Nobody wants to die or think about their death, but the fact is it’s inevitable. And if you don’t plan for the estate you will inevitably leave behind, and draw up a will, your assets might easily land up in the wrong hands, or used for a purpose you disapprove of.
On the other hand, if you do create a will and an estate plan, you will have peace of mind … and so will your family and the people you love.
Dying intestate, without a will, is a nightmare for the people left behind. Not only will you be stripped (in death) of the ability to decide how your assets are disbursed, the people you love won’t know what you wanted and could end up with nothing.
So what does will and estate planning involve, and when does it become important in a person’s life?
Age is Not a Factor For will and Estate Planning
It is never too early to do will and estate planning. After all, consider the fact that when Americans turn 18, they are officially considered to be adults in the eyes of the law. This is why it is never too early for young adults to do serious will and estate planning.
While many young adults starting a family recognize the important of will and estate planning, it is important for all young people to make decisions that will impact on family and closed friends should they die prematurely.
Another important factor to realize is that wealth is not necessarily the primary factor. For instance, people of all ages (including very young adults) have life insurance policies and retirement accounts, and these are also a part of any deceased estate. They may not have valuable belongings or investments, but the estate as a whole could attract substantial value.
Death is a fact of life, and estate planning is an element that should never be ignored. Broadly speaking estate planning means that what you have to do is put your wishes down on paper in a legally accepted way, so that when you do die, your decisions are respected and followed.
But it’s not that simple.

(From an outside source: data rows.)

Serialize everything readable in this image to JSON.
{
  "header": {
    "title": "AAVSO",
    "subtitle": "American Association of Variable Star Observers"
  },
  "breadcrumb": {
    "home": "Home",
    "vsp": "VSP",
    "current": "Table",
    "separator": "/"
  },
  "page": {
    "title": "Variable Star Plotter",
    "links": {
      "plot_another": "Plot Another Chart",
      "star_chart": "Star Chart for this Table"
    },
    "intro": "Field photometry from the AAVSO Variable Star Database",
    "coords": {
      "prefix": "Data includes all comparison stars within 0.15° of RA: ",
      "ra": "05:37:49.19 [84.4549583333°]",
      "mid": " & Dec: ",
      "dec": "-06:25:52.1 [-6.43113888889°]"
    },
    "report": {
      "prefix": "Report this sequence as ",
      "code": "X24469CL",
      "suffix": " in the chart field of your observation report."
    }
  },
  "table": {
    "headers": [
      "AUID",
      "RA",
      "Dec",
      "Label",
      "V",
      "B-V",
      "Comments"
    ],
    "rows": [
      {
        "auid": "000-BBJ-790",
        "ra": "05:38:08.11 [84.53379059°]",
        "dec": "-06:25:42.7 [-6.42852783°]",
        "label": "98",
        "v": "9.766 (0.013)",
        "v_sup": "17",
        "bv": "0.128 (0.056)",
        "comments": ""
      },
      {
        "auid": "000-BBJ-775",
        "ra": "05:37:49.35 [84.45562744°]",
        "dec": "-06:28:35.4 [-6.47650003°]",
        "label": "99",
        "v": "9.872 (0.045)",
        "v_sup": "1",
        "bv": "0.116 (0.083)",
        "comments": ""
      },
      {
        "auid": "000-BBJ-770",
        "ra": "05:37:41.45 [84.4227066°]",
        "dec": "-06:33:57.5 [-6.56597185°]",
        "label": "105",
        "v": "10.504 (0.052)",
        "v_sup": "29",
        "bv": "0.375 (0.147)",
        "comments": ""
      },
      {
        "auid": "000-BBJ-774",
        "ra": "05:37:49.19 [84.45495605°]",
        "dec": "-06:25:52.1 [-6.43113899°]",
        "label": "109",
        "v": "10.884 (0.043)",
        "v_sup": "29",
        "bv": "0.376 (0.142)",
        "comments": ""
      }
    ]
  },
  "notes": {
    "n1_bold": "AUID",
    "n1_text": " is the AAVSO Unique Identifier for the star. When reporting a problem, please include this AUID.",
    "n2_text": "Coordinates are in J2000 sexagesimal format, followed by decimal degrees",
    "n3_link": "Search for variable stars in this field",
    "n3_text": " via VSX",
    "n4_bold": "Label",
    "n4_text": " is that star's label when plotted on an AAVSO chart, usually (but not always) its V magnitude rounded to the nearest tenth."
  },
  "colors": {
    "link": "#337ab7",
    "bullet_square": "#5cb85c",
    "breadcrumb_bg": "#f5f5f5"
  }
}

First of all there are different types of wills and related documents that need to be considered, and then there are other estate planning tools that need to be addressed.
Additionally, without wills and other legal documents, winding down a deceased estate will take a lot longer than necessary. This can be incredibly stressful for everybody left behind.
Important documents in estate planning include a last will and testament, a living trust, and a living will. Additionally, it is important to consider who will have financial power of attorney if you cannot make your own decisions, whether due to illness or death.
- Power of attorney involves appointing a trusted person, who may or may not be a family member, to make financial decisions in the event of illness or death.
- A living will is essentially a formal written health directive that outlines your wishes if you are in a physical state where you cannot communicate them yourself. For example, people who become terminally ill often specify in a living will that they do not want artificial nutrition that will result in them remaining in a vegetative state or irreversible coma. Without a living will, this would not be legally possible.
- Trusts are particularly valuable for young couples with young children because they enable them to designate how money in the estate will be used to care for the children. A trust will also enable one to designate how the money is used, for education for example.
- A last will and testament ensures that however old (or young) you are, your wishes in terms of who gets your belongings or money is honored.
While death is an emotionally draining time for those left behind, estate planning does, in its own way, make it just a little bit easier on family and friends. It also ensures that fights over money and property left behind by the deceased loved one simply don’t feature.
While every family has different legal needs in terms of will and estate planning, it’s important to know what the laws and processes are for your state. It is also really important to ensure that you take all possible steps to safeguard your assets within the confines of your family and loved ones.